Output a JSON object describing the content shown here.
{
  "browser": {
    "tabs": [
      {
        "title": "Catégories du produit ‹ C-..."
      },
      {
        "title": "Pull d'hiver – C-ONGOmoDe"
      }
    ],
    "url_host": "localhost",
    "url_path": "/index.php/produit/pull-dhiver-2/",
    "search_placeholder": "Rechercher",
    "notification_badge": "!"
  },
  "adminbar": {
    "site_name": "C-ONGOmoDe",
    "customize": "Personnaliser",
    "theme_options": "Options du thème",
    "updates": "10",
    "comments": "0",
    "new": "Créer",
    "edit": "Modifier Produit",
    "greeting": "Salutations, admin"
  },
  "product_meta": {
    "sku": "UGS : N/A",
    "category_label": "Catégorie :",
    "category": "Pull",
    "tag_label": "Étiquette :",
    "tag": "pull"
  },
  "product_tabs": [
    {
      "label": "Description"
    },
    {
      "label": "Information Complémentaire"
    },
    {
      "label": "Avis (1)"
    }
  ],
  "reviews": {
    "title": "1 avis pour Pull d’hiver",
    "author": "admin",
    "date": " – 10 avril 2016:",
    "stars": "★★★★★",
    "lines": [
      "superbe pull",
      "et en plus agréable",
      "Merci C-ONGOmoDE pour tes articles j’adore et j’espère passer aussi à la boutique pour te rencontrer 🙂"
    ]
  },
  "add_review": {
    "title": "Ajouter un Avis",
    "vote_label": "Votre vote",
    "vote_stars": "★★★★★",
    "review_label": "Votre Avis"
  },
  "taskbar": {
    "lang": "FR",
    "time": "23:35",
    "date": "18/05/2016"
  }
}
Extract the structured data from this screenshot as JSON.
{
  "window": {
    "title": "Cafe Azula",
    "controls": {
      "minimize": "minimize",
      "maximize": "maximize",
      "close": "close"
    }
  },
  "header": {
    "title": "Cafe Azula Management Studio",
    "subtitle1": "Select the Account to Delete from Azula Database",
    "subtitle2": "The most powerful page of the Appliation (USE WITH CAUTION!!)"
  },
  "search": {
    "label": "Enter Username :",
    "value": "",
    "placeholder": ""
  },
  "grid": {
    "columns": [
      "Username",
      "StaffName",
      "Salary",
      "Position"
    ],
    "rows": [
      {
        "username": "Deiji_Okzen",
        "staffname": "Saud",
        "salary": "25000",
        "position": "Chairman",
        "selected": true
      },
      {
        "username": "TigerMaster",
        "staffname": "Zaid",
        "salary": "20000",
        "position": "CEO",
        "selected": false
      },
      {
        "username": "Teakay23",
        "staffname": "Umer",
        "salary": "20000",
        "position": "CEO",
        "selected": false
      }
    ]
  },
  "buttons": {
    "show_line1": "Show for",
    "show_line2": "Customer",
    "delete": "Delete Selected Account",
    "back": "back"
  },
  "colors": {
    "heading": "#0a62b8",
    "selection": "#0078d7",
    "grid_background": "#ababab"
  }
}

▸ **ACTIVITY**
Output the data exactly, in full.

▸ **WORKED SOLUTION**
Output a JSON object describing the content shown here.
{
  "browser": {
    "tabs": [
      {
        "title": "Catégories du produit ‹ C-..."
      },
      {
        "title": "Pull d'hiver – C-ONGOmoDe"
      }
    ],
    "url_host": "localhost",
    "url_path": "/index.php/produit/pull-dhiver-2/",
    "search_placeholder": "Rechercher",
    "notification_badge": "!"
  },
  "adminbar": {
    "site_name": "C-ONGOmoDe",
    "customize": "Personnaliser",
    "theme_options": "Options du thème",
    "updates": "10",
    "comments": "0",
    "new": "Créer",
    "edit": "Modifier Produit",
    "greeting": "Salutations, admin"
  },
  "product_meta": {
    "sku": "UGS : N/A",
    "category_label": "Catégorie :",
    "category": "Pull",
    "tag_label": "Étiquette :",
    "tag": "pull"
  },
  "product_tabs": [
    {
      "label": "Description"
    },
    {
      "label": "Information Complémentaire"
    },
    {
      "label": "Avis (1)"
    }
  ],
  "reviews": {
    "title": "1 avis pour Pull d’hiver",
    "author": "admin",
    "date": " – 10 avril 2016:",
    "stars": "★★★★★",
    "lines": [
      "superbe pull",
      "et en plus agréable",
      "Merci C-ONGOmoDE pour tes articles j’adore et j’espère passer aussi à la boutique pour te rencontrer 🙂"
    ]
  },
  "add_review": {
    "title": "Ajouter un Avis",
    "vote_label": "Votre vote",
    "vote_stars": "★★★★★",
    "review_label": "Votre Avis"
  },
  "taskbar": {
    "lang": "FR",
    "time": "23:35",
    "date": "18/05/2016"
  }
}
Extract the structured data from this screenshot as JSON.
{
  "window": {
    "title": "Cafe Azula",
    "controls": {
      "minimize": "minimize",
      "maximize": "maximize",
      "close": "close"
    }
  },
  "header": {
    "title": "Cafe Azula Management Studio",
    "subtitle1": "Select the Account to Delete from Azula Database",
    "subtitle2": "The most powerful page of the Appliation (USE WITH CAUTION!!)"
  },
  "search": {
    "label": "Enter Username :",
    "value": "",
    "placeholder": ""
  },
  "grid": {
    "columns": [
      "Username",
      "StaffName",
      "Salary",
      "Position"
    ],
    "rows": [
      {
        "username": "Deiji_Okzen",
        "staffname": "Saud",
        "salary": "25000",
        "position": "Chairman",
        "selected": true
      },
      {
        "username": "TigerMaster",
        "staffname": "Zaid",
        "salary": "20000",
        "position": "CEO",
        "selected": false
      },
      {
        "username": "Teakay23",
        "staffname": "Umer",
        "salary": "20000",
        "position": "CEO",
        "selected": false
      }
    ]
  },
  "buttons": {
    "show_line1": "Show for",
    "show_line2": "Customer",
    "delete": "Delete Selected Account",
    "back": "back"
  },
  "colors": {
    "heading": "#0a62b8",
    "selection": "#0078d7",
    "grid_background": "#ababab"
  }
}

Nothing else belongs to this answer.